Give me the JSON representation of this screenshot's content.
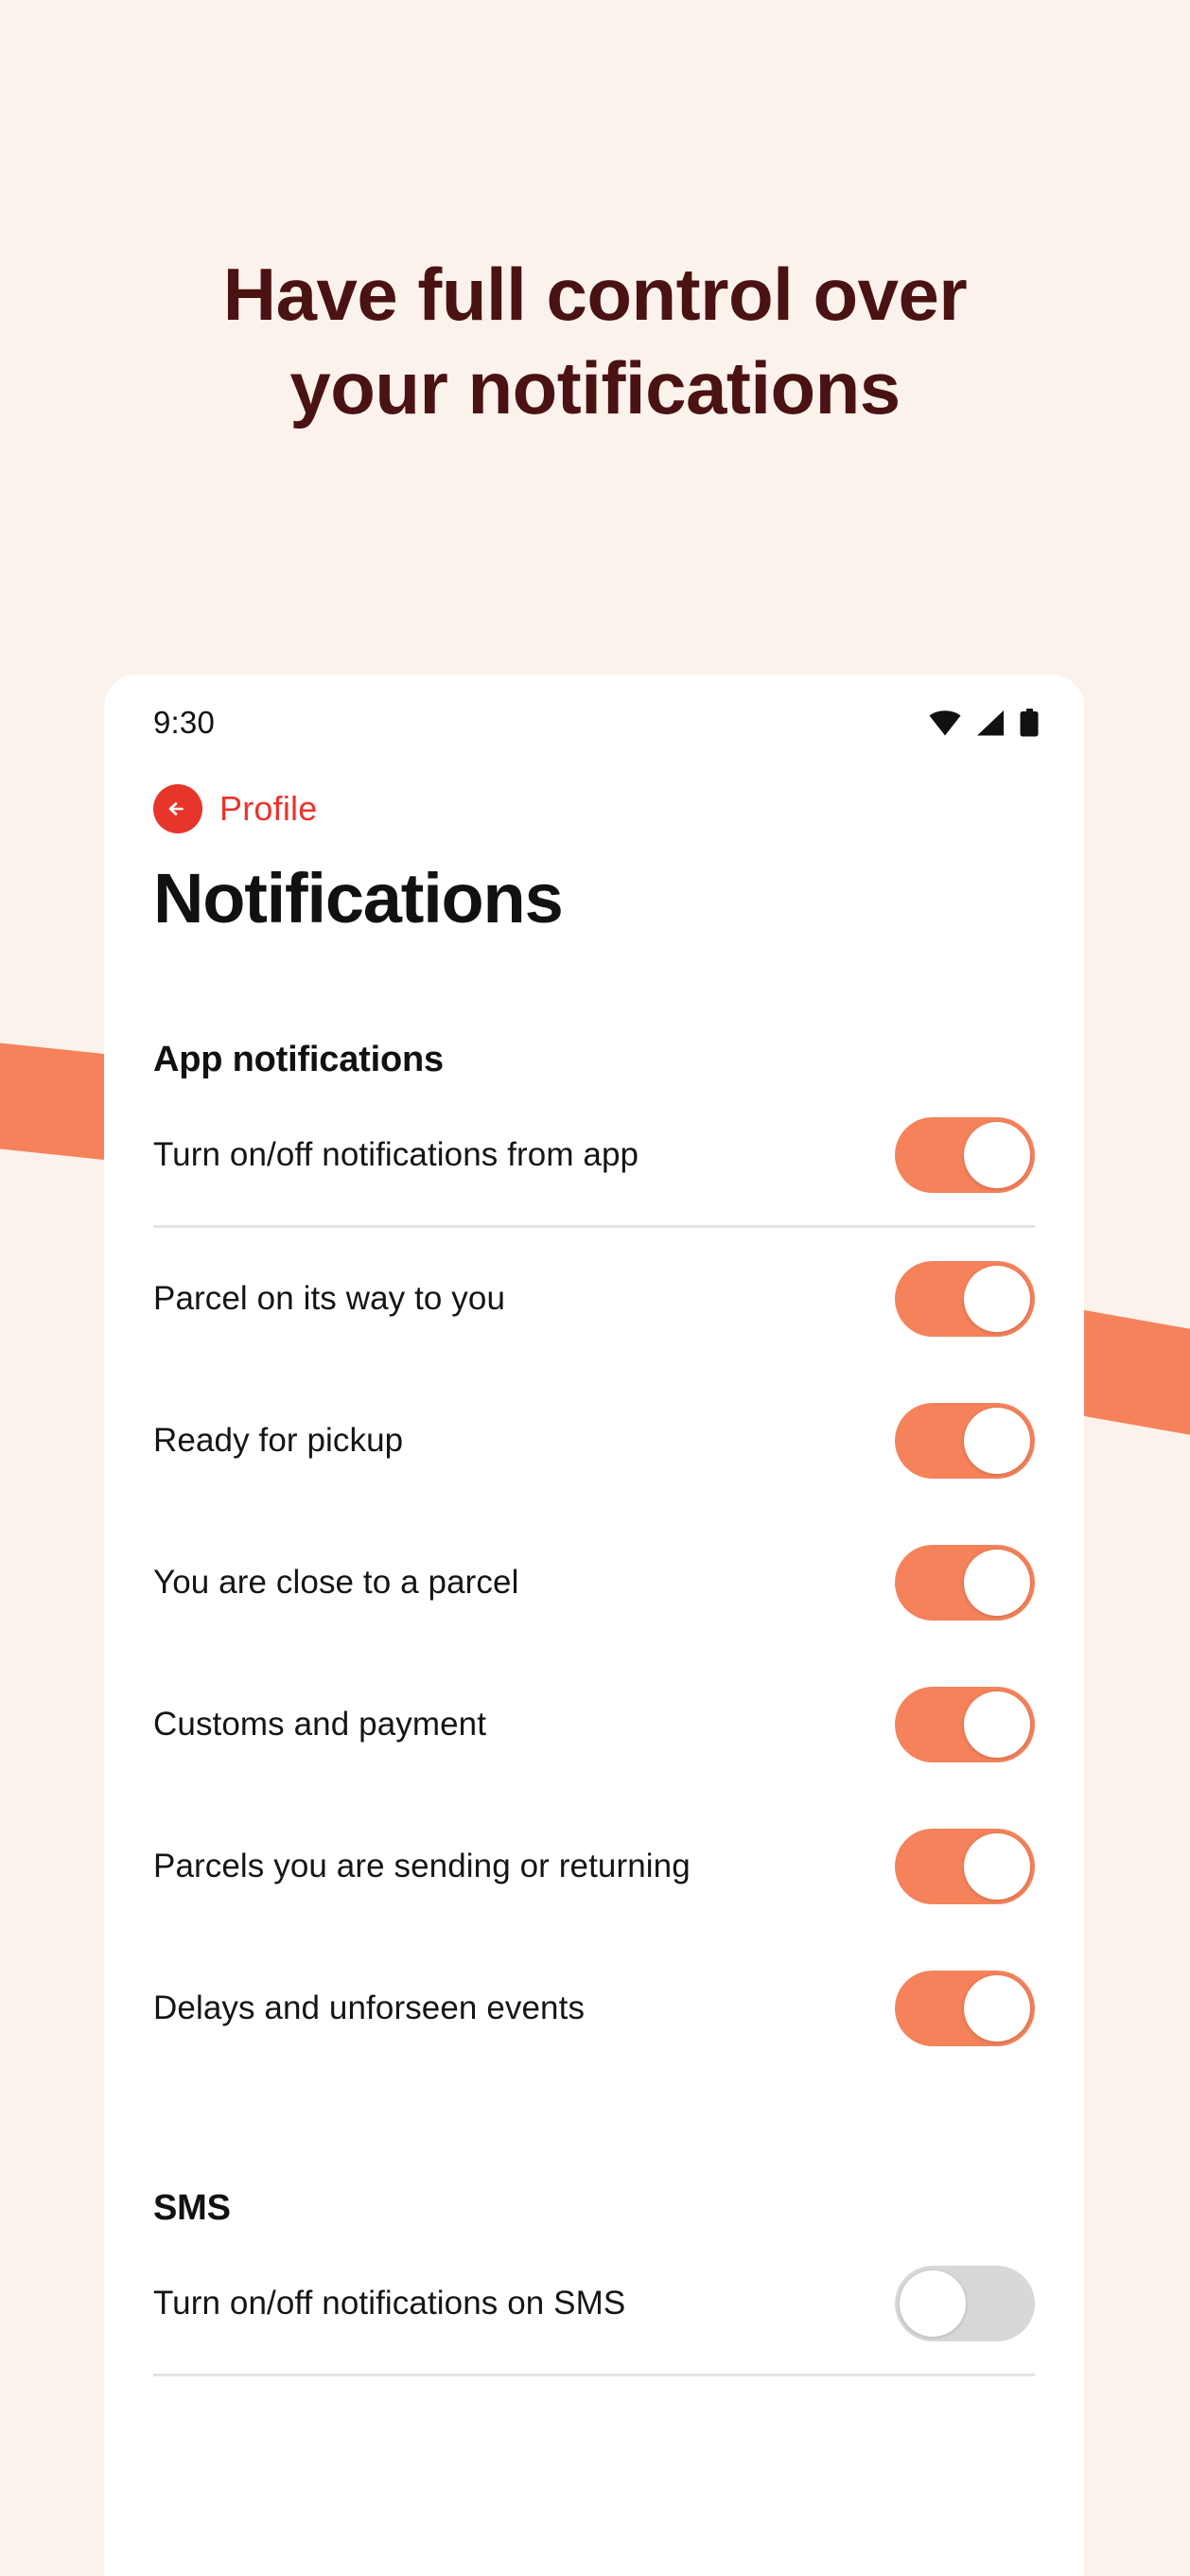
{
  "theme": {
    "page_background": "#FCF2EC",
    "heading_color": "#4A1212",
    "accent_orange": "#F5825A",
    "accent_red": "#E8352B",
    "toggle_off": "#D8D8D8"
  },
  "hero": {
    "line1": "Have full control over",
    "line2": "your notifications"
  },
  "phone": {
    "statusbar": {
      "time": "9:30",
      "icons": [
        "wifi-icon",
        "cellular-signal-icon",
        "battery-icon"
      ]
    },
    "nav": {
      "back_icon": "arrow-left-icon",
      "back_label": "Profile"
    },
    "title": "Notifications",
    "sections": [
      {
        "id": "app-notifications",
        "title": "App notifications",
        "rows": [
          {
            "label": "Turn on/off notifications from app",
            "state": "on",
            "divider": true
          },
          {
            "label": "Parcel on its way to you",
            "state": "on",
            "divider": false
          },
          {
            "label": "Ready for pickup",
            "state": "on",
            "divider": false
          },
          {
            "label": "You are close to a parcel",
            "state": "on",
            "divider": false
          },
          {
            "label": "Customs and payment",
            "state": "on",
            "divider": false
          },
          {
            "label": "Parcels you are sending or returning",
            "state": "on",
            "divider": false
          },
          {
            "label": "Delays and unforseen events",
            "state": "on",
            "divider": false
          }
        ]
      },
      {
        "id": "sms",
        "title": "SMS",
        "rows": [
          {
            "label": "Turn on/off notifications on SMS",
            "state": "off",
            "divider": true
          }
        ]
      }
    ]
  }
}
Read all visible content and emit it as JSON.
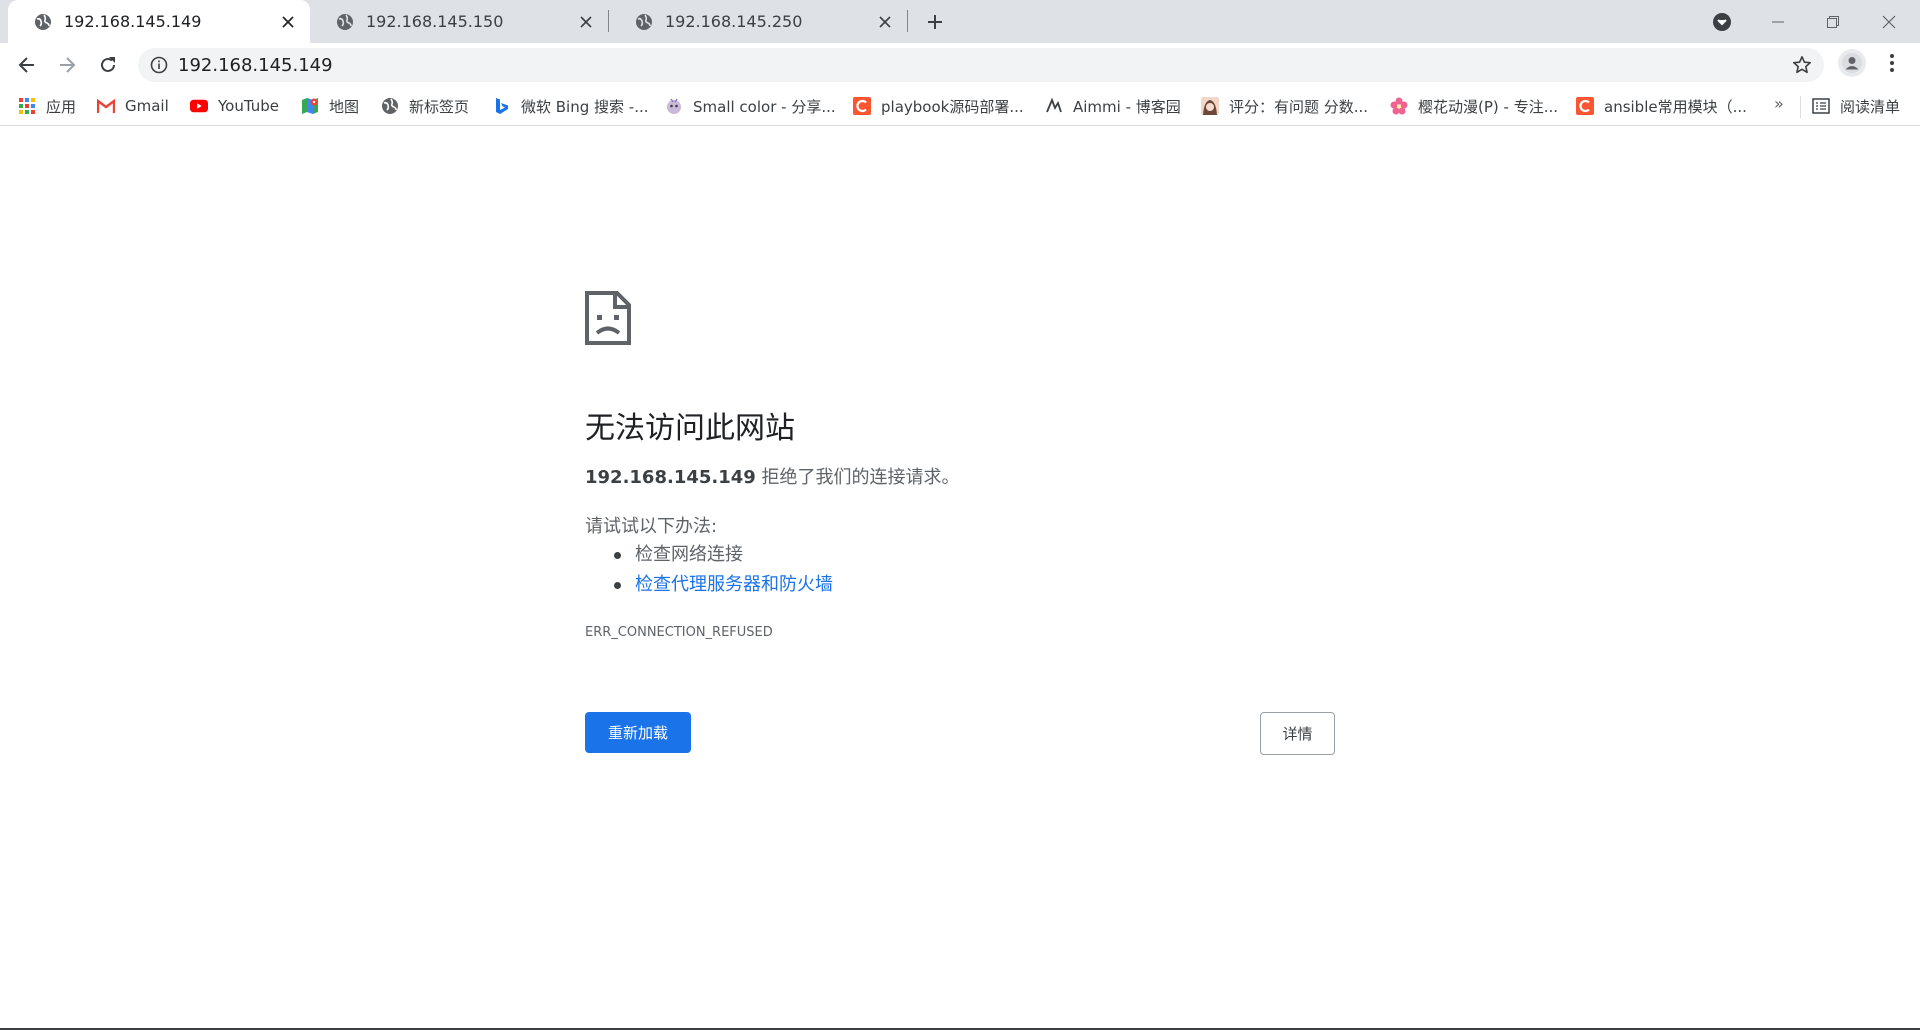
{
  "tabs": [
    {
      "title": "192.168.145.149",
      "active": true
    },
    {
      "title": "192.168.145.150",
      "active": false
    },
    {
      "title": "192.168.145.250",
      "active": false
    }
  ],
  "toolbar": {
    "url": "192.168.145.149"
  },
  "bookmarks": [
    {
      "label": "应用",
      "icon": "apps-grid-icon"
    },
    {
      "label": "Gmail",
      "icon": "gmail-icon"
    },
    {
      "label": "YouTube",
      "icon": "youtube-icon"
    },
    {
      "label": "地图",
      "icon": "maps-icon"
    },
    {
      "label": "新标签页",
      "icon": "globe-icon"
    },
    {
      "label": "微软 Bing 搜索 -...",
      "icon": "bing-icon"
    },
    {
      "label": "Small color - 分享...",
      "icon": "smallcolor-icon"
    },
    {
      "label": "playbook源码部署...",
      "icon": "csdn-icon"
    },
    {
      "label": "Aimmi - 博客园",
      "icon": "aimmi-icon"
    },
    {
      "label": "评分：有问题 分数...",
      "icon": "avatar-bookmark-icon"
    },
    {
      "label": "樱花动漫(P) - 专注...",
      "icon": "sakura-icon"
    },
    {
      "label": "ansible常用模块（...",
      "icon": "csdn-icon"
    }
  ],
  "bookmarks_more": "»",
  "reading_list": "阅读清单",
  "error": {
    "title": "无法访问此网站",
    "host": "192.168.145.149",
    "desc_suffix": " 拒绝了我们的连接请求。",
    "try_label": "请试试以下办法:",
    "suggestions": [
      "检查网络连接",
      "检查代理服务器和防火墙"
    ],
    "code": "ERR_CONNECTION_REFUSED",
    "reload_label": "重新加载",
    "details_label": "详情"
  },
  "colors": {
    "accent": "#1a73e8",
    "tabstrip": "#dee1e6",
    "omnibox": "#f1f3f4"
  }
}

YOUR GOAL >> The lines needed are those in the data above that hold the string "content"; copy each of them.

PROBLEM SOLUTION >>
Give me the JSON representation of this screenshot's content.
Read all visible content and emit it as JSON.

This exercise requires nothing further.